*** Block opens ***

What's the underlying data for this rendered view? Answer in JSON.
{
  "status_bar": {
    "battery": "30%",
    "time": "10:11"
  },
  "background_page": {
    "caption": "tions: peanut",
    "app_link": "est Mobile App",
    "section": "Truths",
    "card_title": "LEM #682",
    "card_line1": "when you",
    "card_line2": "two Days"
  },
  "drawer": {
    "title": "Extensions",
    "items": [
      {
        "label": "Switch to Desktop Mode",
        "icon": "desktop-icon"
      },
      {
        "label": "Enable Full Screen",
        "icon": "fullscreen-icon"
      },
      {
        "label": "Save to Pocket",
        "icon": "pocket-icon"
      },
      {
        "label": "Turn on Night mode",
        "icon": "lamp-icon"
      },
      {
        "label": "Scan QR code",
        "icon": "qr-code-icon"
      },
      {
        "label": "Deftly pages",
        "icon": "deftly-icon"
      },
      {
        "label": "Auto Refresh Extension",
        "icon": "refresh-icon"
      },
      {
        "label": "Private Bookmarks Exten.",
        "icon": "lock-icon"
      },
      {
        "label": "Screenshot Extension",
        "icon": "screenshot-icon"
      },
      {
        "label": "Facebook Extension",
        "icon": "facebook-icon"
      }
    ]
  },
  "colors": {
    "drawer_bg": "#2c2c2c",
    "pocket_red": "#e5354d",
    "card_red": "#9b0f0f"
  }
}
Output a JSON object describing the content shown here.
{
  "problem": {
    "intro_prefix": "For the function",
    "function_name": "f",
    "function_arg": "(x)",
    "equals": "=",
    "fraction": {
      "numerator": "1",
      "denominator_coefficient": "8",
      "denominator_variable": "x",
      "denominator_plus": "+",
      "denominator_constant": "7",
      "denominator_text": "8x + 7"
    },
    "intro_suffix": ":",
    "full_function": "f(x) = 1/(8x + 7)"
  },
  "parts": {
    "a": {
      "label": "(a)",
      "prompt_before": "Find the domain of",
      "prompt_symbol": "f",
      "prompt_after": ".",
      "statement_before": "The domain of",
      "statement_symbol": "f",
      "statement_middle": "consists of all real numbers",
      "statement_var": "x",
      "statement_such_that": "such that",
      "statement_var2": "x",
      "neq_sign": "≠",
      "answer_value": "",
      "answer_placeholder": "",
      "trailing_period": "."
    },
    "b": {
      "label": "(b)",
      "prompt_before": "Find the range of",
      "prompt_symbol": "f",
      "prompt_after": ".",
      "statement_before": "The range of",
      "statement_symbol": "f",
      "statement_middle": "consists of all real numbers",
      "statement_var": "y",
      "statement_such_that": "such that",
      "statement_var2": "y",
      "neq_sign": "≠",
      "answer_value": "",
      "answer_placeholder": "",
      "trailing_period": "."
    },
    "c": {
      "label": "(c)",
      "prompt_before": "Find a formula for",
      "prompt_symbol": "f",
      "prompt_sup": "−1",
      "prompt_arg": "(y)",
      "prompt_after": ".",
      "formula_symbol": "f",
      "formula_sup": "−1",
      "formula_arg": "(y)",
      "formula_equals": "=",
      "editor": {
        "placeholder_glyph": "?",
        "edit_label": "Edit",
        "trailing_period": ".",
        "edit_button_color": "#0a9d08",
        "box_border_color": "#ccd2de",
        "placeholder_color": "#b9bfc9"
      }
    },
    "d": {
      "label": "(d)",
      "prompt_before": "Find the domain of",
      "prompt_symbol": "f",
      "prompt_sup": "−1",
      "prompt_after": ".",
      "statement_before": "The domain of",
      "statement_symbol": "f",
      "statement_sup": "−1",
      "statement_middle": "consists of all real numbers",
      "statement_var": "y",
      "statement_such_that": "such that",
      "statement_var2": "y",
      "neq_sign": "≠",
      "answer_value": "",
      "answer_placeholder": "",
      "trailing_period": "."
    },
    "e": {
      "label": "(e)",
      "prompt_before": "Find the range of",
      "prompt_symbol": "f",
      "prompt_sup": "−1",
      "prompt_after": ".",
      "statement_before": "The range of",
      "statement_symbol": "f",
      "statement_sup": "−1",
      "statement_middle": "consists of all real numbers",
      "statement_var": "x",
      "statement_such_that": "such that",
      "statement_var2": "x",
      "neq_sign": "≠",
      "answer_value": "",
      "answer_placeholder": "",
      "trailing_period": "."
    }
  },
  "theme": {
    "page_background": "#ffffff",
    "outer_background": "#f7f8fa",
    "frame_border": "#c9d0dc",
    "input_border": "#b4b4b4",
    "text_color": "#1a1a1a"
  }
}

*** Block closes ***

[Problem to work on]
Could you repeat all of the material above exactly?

[Output]
What's the underlying data for this rendered view? Answer in JSON.
{
  "status_bar": {
    "battery": "30%",
    "time": "10:11"
  },
  "background_page": {
    "caption": "tions: peanut",
    "app_link": "est Mobile App",
    "section": "Truths",
    "card_title": "LEM #682",
    "card_line1": "when you",
    "card_line2": "two Days"
  },
  "drawer": {
    "title": "Extensions",
    "items": [
      {
        "label": "Switch to Desktop Mode",
        "icon": "desktop-icon"
      },
      {
        "label": "Enable Full Screen",
        "icon": "fullscreen-icon"
      },
      {
        "label": "Save to Pocket",
        "icon": "pocket-icon"
      },
      {
        "label": "Turn on Night mode",
        "icon": "lamp-icon"
      },
      {
        "label": "Scan QR code",
        "icon": "qr-code-icon"
      },
      {
        "label": "Deftly pages",
        "icon": "deftly-icon"
      },
      {
        "label": "Auto Refresh Extension",
        "icon": "refresh-icon"
      },
      {
        "label": "Private Bookmarks Exten.",
        "icon": "lock-icon"
      },
      {
        "label": "Screenshot Extension",
        "icon": "screenshot-icon"
      },
      {
        "label": "Facebook Extension",
        "icon": "facebook-icon"
      }
    ]
  },
  "colors": {
    "drawer_bg": "#2c2c2c",
    "pocket_red": "#e5354d",
    "card_red": "#9b0f0f"
  }
}
Output a JSON object describing the content shown here.
{
  "problem": {
    "intro_prefix": "For the function",
    "function_name": "f",
    "function_arg": "(x)",
    "equals": "=",
    "fraction": {
      "numerator": "1",
      "denominator_coefficient": "8",
      "denominator_variable": "x",
      "denominator_plus": "+",
      "denominator_constant": "7",
      "denominator_text": "8x + 7"
    },
    "intro_suffix": ":",
    "full_function": "f(x) = 1/(8x + 7)"
  },
  "parts": {
    "a": {
      "label": "(a)",
      "prompt_before": "Find the domain of",
      "prompt_symbol": "f",
      "prompt_after": ".",
      "statement_before": "The domain of",
      "statement_symbol": "f",
      "statement_middle": "consists of all real numbers",
      "statement_var": "x",
      "statement_such_that": "such that",
      "statement_var2": "x",
      "neq_sign": "≠",
      "answer_value": "",
      "answer_placeholder": "",
      "trailing_period": "."
    },
    "b": {
      "label": "(b)",
      "prompt_before": "Find the range of",
      "prompt_symbol": "f",
      "prompt_after": ".",
      "statement_before": "The range of",
      "statement_symbol": "f",
      "statement_middle": "consists of all real numbers",
      "statement_var": "y",
      "statement_such_that": "such that",
      "statement_var2": "y",
      "neq_sign": "≠",
      "answer_value": "",
      "answer_placeholder": "",
      "trailing_period": "."
    },
    "c": {
      "label": "(c)",
      "prompt_before": "Find a formula for",
      "prompt_symbol": "f",
      "prompt_sup": "−1",
      "prompt_arg": "(y)",
      "prompt_after": ".",
      "formula_symbol": "f",
      "formula_sup": "−1",
      "formula_arg": "(y)",
      "formula_equals": "=",
      "editor": {
        "placeholder_glyph": "?",
        "edit_label": "Edit",
        "trailing_period": ".",
        "edit_button_color": "#0a9d08",
        "box_border_color": "#ccd2de",
        "placeholder_color": "#b9bfc9"
      }
    },
    "d": {
      "label": "(d)",
      "prompt_before": "Find the domain of",
      "prompt_symbol": "f",
      "prompt_sup": "−1",
      "prompt_after": ".",
      "statement_before": "The domain of",
      "statement_symbol": "f",
      "statement_sup": "−1",
      "statement_middle": "consists of all real numbers",
      "statement_var": "y",
      "statement_such_that": "such that",
      "statement_var2": "y",
      "neq_sign": "≠",
      "answer_value": "",
      "answer_placeholder": "",
      "trailing_period": "."
    },
    "e": {
      "label": "(e)",
      "prompt_before": "Find the range of",
      "prompt_symbol": "f",
      "prompt_sup": "−1",
      "prompt_after": ".",
      "statement_before": "The range of",
      "statement_symbol": "f",
      "statement_sup": "−1",
      "statement_middle": "consists of all real numbers",
      "statement_var": "x",
      "statement_such_that": "such that",
      "statement_var2": "x",
      "neq_sign": "≠",
      "answer_value": "",
      "answer_placeholder": "",
      "trailing_period": "."
    }
  },
  "theme": {
    "page_background": "#ffffff",
    "outer_background": "#f7f8fa",
    "frame_border": "#c9d0dc",
    "input_border": "#b4b4b4",
    "text_color": "#1a1a1a"
  }
}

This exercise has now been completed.